Nurse admits in e-mail to dosing Alzheimer patient with morphine
February 22, 2001
WATERFORD TOWNSHIP -- After finding God, Anne Nicolai wanted to make peace with herself and the world.
So, the hospice nurse wrote an e-mail to her boyfriend in which she detailed how she killed three elderly patients under her care, each with a fatal dose of morphine.
Oakland County prosecutors have not decided if charges will be filed against the 37-year-old Davison woman in the death of 95-year-old Helen Walling, who was under Nicolai's care at a Waterford Township nursing home.
Sgt. Gary Muir of the Michigan State Police interviewed Nicolai and said she does not deny the contents of the e-mail message in which she describes slipping a liquid dose of the pain killer into the mouth of Walling, who was suffering from Alzheimer's disease.
After receiving a copy of the e-mail from Nicolai's boyfriend last summer, investigators ordered Walling's body exhumed from a Pontiac cemetery in August. The Oakland County Medical Examiner's Office later ruled Walling's death a homicide, concluding she died of morphine poisoning.
"Based on the statements she made to me and the evidence we turned up, I think there is some type of murder charge here," Muir said. "If they feel what she did is premeditated, she could be charged with first-degree murder."
Defense lawyer James Burdick said Nicolai was suffering from untreated bi-polar disorder when she wrote the e-mail to her boyfriend.
"Her lamentations about the death played on her mind and her conscience," Burdick said. "No way is this murder, no way is this assisted suicide. It's helping this woman through this horrendous and nearly unendurable life."
Burdick said he was encouraged that Oakland County Prosecutor Dave Gorcyca was taking his time to decide whether Nicolai had broken the law. Prosecutors received a warrant request on Nicolai at the end of January. She has not been charged in any of the deaths.
Gorcyca said no decision has been made on the case because investigators are still attempting to find witnesses who were employed with the nursing home in July 1996, when Walling died.

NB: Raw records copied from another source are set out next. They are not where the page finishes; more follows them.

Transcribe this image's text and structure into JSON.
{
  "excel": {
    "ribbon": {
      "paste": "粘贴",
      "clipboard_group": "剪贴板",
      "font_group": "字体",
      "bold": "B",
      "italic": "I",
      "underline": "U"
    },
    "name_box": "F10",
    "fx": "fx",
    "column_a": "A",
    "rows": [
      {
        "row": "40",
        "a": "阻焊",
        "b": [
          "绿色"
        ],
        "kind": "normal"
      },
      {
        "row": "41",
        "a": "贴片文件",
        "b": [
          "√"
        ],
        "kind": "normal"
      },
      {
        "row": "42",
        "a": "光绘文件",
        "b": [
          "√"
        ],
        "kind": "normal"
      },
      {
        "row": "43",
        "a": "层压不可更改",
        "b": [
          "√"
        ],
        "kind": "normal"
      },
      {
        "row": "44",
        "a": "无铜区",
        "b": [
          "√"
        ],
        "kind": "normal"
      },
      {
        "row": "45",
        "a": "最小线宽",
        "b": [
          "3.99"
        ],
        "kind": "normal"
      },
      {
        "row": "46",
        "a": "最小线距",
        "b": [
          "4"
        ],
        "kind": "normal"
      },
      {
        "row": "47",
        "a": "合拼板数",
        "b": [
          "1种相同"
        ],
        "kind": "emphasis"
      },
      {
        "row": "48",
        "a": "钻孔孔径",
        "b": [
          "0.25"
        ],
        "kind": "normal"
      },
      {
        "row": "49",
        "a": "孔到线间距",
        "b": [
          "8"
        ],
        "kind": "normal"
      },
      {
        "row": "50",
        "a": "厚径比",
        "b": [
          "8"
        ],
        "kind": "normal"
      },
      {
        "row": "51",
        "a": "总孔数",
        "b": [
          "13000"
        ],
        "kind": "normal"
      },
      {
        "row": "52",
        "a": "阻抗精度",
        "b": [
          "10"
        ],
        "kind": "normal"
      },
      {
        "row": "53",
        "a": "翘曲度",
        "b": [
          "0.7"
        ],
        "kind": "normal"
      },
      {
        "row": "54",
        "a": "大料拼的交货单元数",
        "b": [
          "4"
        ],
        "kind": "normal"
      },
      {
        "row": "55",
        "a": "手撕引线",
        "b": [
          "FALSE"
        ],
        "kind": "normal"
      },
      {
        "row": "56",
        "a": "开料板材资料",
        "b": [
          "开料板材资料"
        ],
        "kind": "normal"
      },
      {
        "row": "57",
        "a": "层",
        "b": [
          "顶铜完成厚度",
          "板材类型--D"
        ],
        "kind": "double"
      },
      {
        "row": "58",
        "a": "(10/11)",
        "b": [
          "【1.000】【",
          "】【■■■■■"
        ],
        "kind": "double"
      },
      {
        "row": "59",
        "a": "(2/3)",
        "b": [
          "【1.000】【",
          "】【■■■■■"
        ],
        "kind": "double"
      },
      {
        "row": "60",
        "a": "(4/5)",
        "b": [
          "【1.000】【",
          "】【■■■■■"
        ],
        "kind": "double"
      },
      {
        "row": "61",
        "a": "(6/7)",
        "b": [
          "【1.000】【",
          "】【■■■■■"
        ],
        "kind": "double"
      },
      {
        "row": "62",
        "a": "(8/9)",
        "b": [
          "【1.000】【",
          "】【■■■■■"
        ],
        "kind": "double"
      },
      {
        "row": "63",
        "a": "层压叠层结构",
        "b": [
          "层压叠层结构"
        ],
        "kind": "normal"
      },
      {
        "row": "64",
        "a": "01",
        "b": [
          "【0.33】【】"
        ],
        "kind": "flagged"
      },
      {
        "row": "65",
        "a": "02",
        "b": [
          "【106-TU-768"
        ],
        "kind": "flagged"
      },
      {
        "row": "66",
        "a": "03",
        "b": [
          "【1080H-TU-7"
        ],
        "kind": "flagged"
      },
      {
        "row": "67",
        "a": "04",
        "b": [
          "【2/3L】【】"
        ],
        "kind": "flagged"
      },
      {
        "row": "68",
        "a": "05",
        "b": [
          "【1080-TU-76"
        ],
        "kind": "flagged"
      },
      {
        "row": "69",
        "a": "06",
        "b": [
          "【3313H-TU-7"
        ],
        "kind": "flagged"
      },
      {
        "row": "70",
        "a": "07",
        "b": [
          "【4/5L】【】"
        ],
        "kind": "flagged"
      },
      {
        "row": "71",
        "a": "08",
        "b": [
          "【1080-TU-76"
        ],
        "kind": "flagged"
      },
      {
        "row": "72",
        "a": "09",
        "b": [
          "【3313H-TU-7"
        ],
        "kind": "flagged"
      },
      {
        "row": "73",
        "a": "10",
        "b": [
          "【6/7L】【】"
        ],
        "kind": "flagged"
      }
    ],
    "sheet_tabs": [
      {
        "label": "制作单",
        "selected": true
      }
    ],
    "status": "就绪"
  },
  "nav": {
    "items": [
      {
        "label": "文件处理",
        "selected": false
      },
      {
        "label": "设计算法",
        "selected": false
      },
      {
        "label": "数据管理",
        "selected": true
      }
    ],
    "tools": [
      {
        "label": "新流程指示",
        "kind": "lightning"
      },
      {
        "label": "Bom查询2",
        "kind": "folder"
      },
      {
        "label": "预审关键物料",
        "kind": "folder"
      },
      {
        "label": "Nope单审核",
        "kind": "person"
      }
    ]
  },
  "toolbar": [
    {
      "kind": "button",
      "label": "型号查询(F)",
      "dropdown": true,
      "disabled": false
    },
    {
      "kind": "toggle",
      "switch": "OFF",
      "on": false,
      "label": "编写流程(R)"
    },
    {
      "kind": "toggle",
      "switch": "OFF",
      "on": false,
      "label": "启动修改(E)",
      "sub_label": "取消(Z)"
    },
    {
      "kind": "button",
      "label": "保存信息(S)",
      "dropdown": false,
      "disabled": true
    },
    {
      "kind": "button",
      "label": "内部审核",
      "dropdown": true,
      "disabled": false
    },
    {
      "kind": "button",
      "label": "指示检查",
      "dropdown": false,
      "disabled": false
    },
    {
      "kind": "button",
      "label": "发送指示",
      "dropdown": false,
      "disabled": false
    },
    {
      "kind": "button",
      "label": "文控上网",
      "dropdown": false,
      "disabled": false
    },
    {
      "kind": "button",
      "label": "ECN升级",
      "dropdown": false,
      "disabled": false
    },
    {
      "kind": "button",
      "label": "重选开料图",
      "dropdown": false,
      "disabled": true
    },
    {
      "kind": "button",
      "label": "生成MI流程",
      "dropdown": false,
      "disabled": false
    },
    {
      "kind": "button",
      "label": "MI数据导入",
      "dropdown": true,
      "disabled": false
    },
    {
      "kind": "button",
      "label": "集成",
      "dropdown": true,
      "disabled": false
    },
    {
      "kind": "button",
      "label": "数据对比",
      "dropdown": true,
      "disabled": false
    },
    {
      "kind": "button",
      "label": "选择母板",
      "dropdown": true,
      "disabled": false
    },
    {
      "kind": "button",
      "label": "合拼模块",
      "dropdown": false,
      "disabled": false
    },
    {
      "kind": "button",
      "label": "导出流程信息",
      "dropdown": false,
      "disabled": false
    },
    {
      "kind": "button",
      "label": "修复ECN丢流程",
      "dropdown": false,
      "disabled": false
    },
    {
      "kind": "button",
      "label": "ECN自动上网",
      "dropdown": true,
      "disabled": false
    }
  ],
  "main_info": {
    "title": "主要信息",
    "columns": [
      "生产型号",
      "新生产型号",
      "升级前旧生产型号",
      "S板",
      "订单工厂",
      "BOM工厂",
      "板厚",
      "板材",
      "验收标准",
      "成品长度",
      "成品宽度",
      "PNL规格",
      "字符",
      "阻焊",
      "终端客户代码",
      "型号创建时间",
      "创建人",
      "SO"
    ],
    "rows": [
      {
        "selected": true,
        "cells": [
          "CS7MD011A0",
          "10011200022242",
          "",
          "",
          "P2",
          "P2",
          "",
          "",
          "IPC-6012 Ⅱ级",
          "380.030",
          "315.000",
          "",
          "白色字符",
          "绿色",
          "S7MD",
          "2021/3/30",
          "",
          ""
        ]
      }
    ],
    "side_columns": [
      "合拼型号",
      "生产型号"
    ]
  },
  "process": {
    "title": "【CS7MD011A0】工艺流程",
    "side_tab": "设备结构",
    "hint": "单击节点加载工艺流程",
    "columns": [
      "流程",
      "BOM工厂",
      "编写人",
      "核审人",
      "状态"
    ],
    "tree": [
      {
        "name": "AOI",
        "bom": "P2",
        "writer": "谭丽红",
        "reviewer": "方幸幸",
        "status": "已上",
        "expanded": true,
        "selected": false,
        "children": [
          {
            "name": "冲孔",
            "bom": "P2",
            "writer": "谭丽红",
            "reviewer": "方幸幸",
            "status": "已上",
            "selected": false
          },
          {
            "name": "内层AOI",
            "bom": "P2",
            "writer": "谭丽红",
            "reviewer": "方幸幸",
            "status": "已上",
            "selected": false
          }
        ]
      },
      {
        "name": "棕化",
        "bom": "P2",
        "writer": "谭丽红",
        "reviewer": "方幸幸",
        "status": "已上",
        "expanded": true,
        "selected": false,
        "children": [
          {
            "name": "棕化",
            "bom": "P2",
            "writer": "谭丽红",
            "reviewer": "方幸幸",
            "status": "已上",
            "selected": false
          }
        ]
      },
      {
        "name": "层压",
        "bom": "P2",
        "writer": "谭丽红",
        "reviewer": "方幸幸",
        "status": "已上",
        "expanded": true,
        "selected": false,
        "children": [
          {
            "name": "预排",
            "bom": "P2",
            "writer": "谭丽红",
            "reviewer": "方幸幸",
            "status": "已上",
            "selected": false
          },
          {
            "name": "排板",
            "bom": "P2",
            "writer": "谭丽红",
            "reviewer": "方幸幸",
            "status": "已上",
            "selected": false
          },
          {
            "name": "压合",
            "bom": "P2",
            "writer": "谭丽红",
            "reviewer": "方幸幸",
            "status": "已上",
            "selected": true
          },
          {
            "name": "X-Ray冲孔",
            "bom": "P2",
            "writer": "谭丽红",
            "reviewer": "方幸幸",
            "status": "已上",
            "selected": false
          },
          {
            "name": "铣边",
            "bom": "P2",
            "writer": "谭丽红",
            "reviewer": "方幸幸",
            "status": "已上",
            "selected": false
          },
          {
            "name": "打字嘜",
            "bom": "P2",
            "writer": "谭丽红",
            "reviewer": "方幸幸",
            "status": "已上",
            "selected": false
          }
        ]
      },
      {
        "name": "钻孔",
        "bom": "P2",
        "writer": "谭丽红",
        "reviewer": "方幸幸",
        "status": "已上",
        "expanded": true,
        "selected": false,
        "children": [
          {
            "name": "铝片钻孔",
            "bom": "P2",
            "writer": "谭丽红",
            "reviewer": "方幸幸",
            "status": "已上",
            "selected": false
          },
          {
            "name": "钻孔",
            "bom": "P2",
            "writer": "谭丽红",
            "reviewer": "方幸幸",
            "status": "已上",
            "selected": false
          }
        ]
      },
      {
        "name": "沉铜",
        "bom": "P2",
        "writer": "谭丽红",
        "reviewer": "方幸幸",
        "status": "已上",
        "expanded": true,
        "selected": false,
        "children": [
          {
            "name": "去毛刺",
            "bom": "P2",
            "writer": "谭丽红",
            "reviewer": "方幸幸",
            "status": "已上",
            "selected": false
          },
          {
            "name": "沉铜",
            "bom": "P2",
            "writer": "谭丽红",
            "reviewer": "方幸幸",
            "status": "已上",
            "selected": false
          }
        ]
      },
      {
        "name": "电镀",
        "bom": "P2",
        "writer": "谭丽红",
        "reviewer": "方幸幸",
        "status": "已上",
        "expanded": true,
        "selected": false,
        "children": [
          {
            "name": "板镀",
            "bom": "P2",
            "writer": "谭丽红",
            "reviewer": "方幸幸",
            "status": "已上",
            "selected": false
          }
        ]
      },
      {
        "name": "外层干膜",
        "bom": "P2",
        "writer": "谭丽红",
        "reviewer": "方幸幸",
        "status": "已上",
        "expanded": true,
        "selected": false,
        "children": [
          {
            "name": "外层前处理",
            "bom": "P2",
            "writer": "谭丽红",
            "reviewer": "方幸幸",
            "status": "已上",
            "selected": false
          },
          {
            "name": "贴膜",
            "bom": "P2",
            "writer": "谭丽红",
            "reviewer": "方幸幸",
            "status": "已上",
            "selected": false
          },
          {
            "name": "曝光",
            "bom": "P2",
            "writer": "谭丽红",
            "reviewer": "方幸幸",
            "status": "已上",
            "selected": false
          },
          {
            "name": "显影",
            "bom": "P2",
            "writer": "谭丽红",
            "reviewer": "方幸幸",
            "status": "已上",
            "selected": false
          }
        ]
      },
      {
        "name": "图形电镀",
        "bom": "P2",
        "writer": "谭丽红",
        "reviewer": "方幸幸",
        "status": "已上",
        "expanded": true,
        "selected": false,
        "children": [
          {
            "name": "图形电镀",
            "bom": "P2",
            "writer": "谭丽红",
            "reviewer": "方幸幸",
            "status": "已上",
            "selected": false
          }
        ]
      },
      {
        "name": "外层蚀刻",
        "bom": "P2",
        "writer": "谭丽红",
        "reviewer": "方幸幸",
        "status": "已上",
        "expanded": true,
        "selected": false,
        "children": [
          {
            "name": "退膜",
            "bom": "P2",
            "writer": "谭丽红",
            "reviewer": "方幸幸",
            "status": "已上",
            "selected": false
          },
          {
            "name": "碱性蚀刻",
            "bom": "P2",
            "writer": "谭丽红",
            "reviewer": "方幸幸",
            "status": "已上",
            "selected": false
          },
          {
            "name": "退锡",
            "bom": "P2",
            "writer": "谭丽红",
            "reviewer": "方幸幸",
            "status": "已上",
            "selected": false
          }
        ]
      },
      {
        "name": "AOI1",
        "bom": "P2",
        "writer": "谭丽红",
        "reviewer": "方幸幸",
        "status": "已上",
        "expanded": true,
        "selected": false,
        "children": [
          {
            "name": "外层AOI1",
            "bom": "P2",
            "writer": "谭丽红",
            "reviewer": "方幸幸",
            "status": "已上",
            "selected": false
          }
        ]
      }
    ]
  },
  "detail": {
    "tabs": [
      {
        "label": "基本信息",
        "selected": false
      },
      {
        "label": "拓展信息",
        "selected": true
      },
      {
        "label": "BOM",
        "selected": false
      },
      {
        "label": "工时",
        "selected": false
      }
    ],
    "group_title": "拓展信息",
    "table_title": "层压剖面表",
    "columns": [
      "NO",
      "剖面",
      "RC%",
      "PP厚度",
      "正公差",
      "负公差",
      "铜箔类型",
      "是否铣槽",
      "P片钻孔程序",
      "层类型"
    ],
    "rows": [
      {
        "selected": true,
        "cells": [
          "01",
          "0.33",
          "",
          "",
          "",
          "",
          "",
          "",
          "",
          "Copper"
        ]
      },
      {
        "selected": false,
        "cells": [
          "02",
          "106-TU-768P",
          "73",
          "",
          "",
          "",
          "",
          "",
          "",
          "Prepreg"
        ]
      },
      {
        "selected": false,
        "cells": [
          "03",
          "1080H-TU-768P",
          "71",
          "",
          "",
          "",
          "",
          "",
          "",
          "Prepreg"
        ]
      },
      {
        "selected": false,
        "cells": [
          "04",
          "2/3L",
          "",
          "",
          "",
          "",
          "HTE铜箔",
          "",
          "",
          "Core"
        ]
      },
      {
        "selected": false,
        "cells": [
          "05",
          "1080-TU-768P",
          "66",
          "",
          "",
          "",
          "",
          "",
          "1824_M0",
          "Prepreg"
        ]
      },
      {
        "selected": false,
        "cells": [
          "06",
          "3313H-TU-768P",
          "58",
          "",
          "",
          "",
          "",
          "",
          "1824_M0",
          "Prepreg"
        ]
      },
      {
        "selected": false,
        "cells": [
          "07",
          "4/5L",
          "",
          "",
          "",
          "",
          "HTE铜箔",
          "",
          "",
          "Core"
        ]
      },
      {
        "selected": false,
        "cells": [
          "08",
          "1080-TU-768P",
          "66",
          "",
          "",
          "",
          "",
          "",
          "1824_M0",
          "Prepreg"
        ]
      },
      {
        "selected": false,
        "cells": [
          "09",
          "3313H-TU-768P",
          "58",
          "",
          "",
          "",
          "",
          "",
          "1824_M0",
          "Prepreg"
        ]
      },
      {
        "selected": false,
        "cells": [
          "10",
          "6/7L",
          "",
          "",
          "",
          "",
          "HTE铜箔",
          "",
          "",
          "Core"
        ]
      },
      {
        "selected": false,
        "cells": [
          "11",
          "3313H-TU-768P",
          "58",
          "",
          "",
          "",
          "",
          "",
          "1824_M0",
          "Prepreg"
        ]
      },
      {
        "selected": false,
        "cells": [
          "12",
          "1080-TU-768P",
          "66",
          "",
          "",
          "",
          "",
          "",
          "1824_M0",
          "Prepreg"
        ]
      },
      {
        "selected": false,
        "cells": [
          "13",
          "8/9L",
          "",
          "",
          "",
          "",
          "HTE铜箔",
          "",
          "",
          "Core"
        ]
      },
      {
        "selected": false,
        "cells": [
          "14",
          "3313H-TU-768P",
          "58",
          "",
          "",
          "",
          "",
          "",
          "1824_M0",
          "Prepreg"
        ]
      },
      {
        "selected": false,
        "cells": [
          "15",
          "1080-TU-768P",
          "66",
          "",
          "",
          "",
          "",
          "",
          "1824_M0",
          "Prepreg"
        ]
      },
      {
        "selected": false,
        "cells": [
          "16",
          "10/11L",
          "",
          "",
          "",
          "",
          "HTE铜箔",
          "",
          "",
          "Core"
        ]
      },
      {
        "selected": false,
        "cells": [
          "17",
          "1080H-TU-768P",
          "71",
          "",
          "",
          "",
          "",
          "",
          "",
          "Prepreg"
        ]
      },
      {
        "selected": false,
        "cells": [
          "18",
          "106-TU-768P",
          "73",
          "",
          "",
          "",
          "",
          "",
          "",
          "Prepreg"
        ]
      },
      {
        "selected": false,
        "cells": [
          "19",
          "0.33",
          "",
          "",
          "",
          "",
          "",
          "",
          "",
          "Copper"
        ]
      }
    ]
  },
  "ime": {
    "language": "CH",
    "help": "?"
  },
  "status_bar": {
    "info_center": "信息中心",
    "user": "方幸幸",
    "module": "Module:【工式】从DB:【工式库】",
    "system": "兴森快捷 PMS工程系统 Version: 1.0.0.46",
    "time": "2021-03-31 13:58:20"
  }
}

"There is so much we have to focus on, especially the intent of woman," Gorcyca said. "Was her intent to alleviate pain and suffering or to end life prematurely? We don't know whether she was playing God."
© 2001 Jennifer Chambers, The Detroit News/a>